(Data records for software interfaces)
»»
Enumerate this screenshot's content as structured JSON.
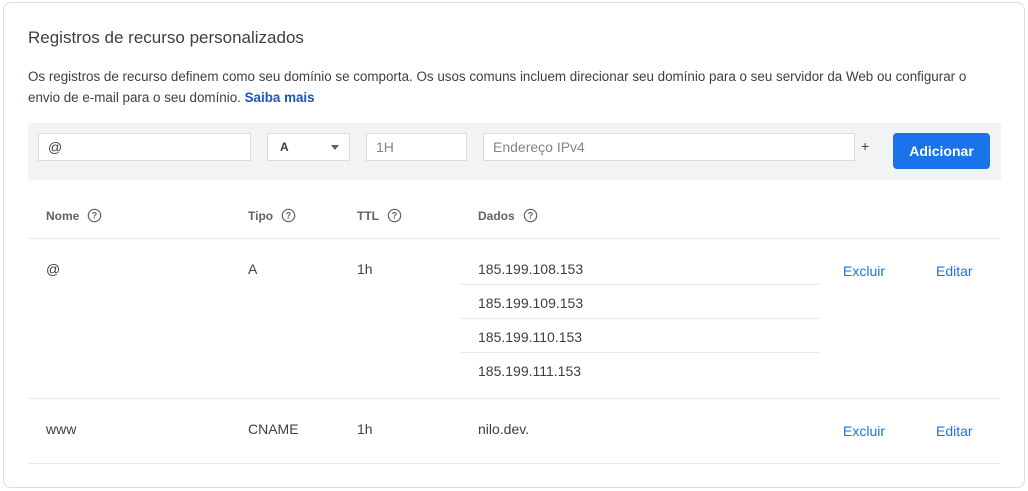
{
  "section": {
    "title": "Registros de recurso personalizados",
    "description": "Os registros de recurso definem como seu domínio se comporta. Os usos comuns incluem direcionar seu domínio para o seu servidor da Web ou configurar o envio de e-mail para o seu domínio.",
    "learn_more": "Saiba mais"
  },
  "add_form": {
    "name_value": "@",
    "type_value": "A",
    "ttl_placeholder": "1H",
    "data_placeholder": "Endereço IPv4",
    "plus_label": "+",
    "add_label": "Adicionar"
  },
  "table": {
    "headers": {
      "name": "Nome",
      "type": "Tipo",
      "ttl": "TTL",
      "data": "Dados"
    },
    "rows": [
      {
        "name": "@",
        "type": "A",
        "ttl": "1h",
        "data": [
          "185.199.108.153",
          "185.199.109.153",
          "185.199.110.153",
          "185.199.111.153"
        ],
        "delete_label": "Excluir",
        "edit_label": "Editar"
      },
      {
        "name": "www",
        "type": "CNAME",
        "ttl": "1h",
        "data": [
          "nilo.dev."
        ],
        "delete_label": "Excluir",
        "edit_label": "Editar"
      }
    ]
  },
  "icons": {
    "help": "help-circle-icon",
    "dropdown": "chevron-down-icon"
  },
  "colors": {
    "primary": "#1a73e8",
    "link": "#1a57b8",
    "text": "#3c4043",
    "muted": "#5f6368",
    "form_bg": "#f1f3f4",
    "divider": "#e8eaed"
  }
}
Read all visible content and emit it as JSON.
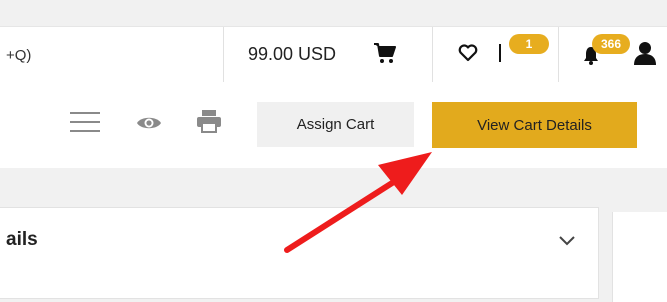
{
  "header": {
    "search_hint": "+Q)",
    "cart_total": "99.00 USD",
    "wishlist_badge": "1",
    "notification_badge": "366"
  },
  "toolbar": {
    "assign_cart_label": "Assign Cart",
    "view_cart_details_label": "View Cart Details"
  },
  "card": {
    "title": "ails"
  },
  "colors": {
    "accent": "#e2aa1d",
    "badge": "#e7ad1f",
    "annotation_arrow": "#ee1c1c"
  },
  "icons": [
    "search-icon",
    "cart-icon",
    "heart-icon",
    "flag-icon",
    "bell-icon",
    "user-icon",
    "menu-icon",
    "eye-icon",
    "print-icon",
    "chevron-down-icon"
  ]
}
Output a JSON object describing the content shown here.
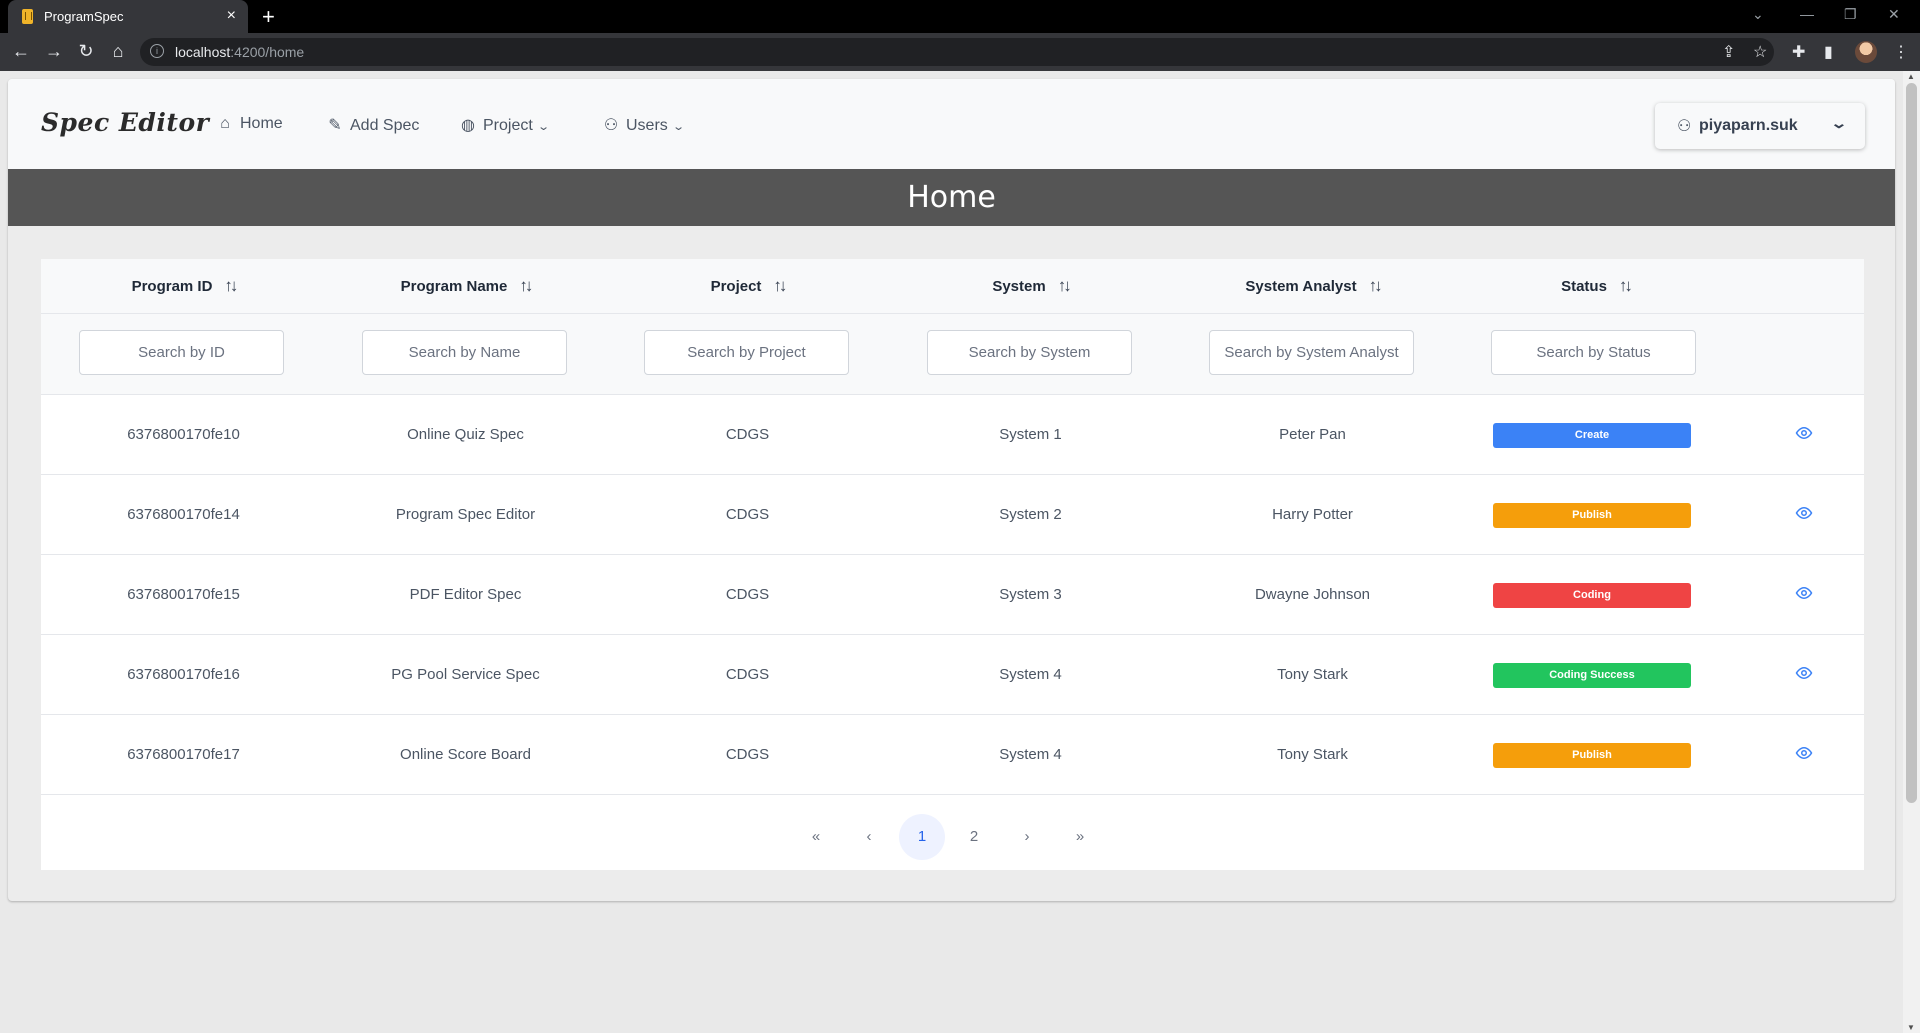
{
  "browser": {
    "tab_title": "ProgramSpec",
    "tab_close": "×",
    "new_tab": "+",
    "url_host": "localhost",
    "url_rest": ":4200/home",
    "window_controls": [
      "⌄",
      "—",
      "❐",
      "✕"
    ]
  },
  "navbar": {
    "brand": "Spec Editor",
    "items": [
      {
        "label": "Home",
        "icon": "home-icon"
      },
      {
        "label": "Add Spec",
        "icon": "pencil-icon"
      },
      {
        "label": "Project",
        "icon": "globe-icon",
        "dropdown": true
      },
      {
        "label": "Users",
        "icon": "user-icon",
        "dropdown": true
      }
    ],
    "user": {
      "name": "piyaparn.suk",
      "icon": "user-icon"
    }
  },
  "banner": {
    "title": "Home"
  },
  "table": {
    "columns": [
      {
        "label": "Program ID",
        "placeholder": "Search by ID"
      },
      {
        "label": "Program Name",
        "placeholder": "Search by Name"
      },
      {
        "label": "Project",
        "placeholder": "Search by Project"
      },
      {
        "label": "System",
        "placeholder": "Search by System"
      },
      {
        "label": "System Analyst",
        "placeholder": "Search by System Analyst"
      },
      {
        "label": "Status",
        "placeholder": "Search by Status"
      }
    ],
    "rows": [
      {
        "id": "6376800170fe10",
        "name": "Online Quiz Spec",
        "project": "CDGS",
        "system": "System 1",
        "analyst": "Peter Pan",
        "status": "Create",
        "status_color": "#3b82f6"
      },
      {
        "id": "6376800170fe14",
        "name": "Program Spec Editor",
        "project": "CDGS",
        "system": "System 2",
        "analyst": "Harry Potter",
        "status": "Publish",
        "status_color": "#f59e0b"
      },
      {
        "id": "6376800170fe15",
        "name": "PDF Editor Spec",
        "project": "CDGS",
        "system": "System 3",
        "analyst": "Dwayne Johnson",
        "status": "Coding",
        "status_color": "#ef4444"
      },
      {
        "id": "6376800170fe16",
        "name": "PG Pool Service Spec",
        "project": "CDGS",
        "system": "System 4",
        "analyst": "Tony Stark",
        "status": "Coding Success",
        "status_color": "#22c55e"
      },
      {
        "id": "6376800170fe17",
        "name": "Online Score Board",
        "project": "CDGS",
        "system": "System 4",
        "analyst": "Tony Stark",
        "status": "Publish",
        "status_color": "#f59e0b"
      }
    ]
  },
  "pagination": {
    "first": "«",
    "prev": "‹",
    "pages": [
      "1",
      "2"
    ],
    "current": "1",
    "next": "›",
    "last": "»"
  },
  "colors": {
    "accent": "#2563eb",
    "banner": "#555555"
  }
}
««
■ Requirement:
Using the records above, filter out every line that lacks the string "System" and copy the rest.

■ Solution:
        "label": "System",
        "placeholder": "Search by System"
        "label": "System Analyst",
        "placeholder": "Search by System Analyst"
        "system": "System 1",
        "system": "System 2",
        "system": "System 3",
        "system": "System 4",
        "system": "System 4",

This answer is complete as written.